- **Requirement**: Find every line in the records below that holds the word "JSON", and copy each one.

- **Input data**:

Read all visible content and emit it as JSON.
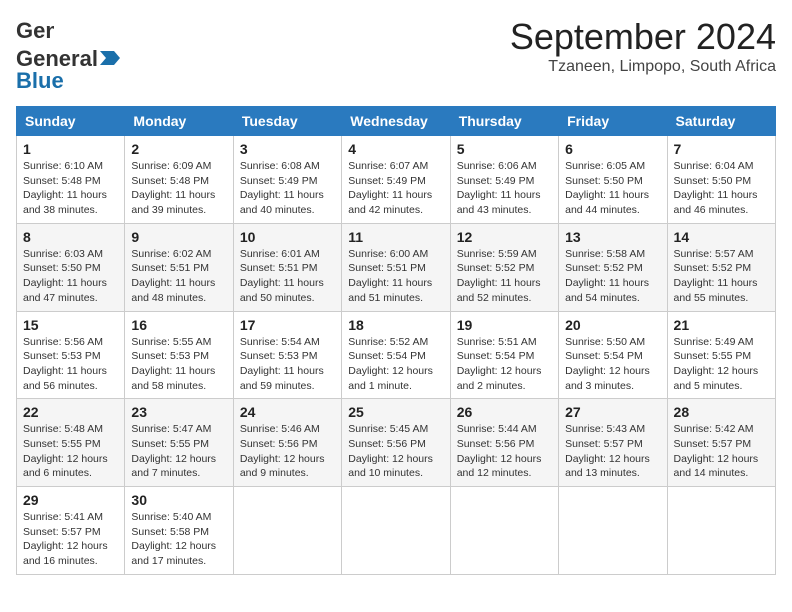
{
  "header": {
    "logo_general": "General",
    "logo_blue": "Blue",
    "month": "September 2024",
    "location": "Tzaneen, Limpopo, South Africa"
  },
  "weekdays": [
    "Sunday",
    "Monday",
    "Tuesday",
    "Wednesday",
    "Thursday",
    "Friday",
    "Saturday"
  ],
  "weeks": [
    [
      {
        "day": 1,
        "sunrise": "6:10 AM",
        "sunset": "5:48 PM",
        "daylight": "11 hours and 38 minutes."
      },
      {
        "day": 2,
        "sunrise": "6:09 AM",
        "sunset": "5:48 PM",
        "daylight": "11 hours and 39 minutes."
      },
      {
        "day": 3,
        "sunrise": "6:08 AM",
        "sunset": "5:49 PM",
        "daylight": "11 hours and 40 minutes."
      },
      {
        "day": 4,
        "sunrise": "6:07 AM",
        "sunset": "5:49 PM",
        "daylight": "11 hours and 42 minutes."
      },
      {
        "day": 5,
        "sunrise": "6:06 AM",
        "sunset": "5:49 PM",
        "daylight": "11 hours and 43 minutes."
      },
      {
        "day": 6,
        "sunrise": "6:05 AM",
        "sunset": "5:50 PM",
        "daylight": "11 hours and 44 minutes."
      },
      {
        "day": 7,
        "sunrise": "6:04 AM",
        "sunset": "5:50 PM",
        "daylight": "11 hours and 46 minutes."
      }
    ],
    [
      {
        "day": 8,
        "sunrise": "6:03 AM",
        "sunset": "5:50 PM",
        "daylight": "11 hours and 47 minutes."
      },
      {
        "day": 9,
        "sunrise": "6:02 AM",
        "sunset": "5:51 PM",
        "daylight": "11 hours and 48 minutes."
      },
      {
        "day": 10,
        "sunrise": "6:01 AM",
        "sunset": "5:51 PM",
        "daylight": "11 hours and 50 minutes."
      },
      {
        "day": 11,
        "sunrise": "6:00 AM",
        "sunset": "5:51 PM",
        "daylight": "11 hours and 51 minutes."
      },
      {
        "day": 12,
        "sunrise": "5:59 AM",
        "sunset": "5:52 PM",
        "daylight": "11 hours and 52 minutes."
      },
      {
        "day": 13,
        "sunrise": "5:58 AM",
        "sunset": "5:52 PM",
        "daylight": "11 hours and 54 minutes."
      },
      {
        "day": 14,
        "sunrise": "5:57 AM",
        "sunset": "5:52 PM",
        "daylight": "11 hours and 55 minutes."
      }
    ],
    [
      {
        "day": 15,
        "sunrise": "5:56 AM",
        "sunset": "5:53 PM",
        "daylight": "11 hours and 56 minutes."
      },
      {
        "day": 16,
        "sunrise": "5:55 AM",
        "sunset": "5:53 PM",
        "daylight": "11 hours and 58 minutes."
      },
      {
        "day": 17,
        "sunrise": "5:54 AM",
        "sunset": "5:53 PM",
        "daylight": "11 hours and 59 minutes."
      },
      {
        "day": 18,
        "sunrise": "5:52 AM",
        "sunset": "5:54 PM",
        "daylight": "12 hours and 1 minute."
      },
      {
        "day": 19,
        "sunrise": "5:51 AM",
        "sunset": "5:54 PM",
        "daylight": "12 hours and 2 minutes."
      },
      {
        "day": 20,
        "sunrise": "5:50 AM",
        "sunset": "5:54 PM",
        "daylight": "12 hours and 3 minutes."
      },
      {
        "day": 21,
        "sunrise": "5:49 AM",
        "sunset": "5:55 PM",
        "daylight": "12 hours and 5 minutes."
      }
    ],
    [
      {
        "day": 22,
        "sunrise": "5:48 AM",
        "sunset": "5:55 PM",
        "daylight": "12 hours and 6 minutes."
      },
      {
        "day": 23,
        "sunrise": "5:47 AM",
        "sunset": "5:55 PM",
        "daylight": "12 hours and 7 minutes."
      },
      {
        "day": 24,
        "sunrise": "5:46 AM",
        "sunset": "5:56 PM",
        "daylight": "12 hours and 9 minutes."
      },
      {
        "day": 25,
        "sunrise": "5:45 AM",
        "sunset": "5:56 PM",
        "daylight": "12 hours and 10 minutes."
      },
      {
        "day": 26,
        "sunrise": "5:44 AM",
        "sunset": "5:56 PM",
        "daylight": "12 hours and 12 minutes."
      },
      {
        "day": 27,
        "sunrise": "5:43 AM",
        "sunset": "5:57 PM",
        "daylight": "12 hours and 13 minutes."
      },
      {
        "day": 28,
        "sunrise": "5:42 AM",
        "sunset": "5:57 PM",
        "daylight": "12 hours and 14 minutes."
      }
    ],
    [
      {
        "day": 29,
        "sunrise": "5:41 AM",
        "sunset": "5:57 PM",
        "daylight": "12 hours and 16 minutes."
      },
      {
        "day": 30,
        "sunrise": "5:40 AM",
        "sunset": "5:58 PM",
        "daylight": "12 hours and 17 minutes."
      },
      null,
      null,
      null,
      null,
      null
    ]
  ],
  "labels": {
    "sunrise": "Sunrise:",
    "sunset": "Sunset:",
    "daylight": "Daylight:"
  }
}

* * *

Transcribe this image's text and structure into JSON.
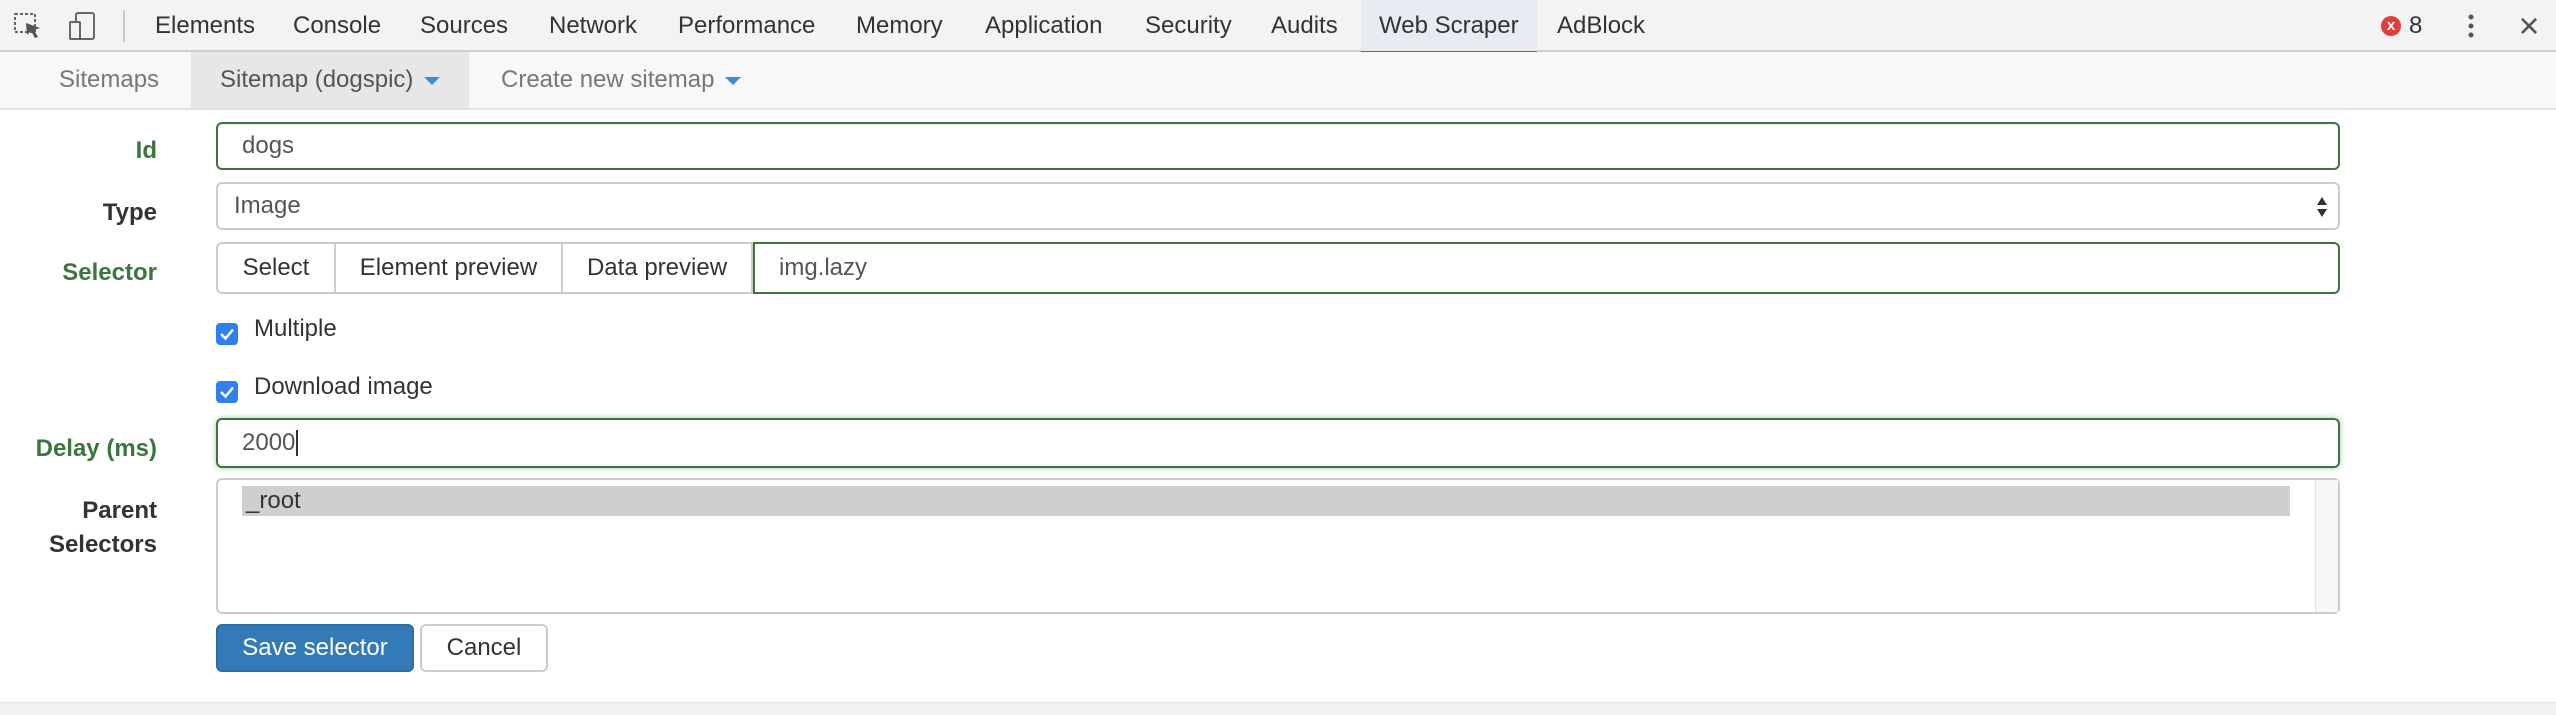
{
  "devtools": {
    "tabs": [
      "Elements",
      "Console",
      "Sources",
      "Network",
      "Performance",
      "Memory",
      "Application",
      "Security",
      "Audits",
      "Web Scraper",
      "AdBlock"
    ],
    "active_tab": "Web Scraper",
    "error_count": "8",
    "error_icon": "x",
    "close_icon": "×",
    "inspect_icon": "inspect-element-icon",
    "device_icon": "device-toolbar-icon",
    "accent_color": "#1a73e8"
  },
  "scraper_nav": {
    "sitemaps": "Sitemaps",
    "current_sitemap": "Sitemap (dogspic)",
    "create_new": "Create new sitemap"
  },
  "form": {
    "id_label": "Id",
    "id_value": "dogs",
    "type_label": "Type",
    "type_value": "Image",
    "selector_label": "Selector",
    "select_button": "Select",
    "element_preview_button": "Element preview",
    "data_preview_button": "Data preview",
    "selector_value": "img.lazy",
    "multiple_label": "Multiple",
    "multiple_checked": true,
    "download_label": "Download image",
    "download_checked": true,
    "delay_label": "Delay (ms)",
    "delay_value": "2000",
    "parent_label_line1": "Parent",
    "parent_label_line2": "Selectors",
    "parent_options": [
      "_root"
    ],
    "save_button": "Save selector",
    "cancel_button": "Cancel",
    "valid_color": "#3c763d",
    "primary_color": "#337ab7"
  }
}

- **Your solution**:
Read all visible content and emit it as JSON.
Transcribe this image's text and structure into JSON.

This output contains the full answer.